ASK OCE — April 4, 2006 — Vol. 1, 1 Issue 7
NASA’s Space Technology 5 (ST5) successfully launched on March 22, 2006, from Vandenberg Air Force Base, Calif., on a Pegasus XL rocket.
ST5 is testing new micro-spacecraft technologies and operations’ techniques. The three spacecraft will conduct science validation using measurements of the Earth’s magnetic field collected by the miniature boom-mounted magnetometers on each.
Miniaturized components and technologies are integrated into each of the ST5 micro-satellites. Each micro-satellite weighs approximately 25 kilograms (55 pounds) when fully fueled and is about the size of a 13 inch television.

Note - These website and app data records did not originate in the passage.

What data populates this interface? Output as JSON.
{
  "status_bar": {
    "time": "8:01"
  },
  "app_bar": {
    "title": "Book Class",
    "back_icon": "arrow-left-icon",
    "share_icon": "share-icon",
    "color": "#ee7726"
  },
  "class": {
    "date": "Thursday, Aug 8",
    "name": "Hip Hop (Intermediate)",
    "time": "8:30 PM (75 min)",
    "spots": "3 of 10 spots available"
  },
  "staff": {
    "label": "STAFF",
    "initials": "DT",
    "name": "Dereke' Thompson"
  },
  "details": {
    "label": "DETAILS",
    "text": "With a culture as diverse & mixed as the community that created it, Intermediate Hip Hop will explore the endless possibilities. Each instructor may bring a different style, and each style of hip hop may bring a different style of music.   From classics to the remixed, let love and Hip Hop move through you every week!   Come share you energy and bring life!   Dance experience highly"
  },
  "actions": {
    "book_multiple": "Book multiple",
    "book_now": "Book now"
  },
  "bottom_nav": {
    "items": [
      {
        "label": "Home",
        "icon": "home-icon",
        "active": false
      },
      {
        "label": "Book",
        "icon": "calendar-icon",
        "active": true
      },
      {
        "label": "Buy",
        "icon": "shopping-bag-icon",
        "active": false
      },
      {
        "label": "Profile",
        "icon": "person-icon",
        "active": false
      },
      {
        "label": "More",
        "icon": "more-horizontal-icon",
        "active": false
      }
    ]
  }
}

ST5’s three full-service micro-spacecraft constitute a major step toward the use of constellations or swarms of small spacecraft to accomplish science that cannot be done with a single spacecraft. Although small compared to their counterparts, each of the spacecraft is considered full service. They contain power, propulsion, communications, guidance, navigation and control functions found in larger spacecraft.
The ST5 project was built and tested at Goddard for NASA’s Science Mission Directorate. It is an instrumental part of the New Millennium Program, which develops and tests critical and revolutionary technologies needed to enable future endeavors in space.
In This Issue
Message from the Chief Engineer
A View from Outside: U.S. Spaceports
This Week in NASA History: Intelsat I The ‘Early Bird’ of Satellites
APPEL Holds Twelfth Masters Forum
Snapshot from Apollo: The All-Up Testing Decision
Recent Breakthroughs by NASA Researchers: Highlights of Recent Publications and Awards
Beyond Boxes and Lines: Organizational DNA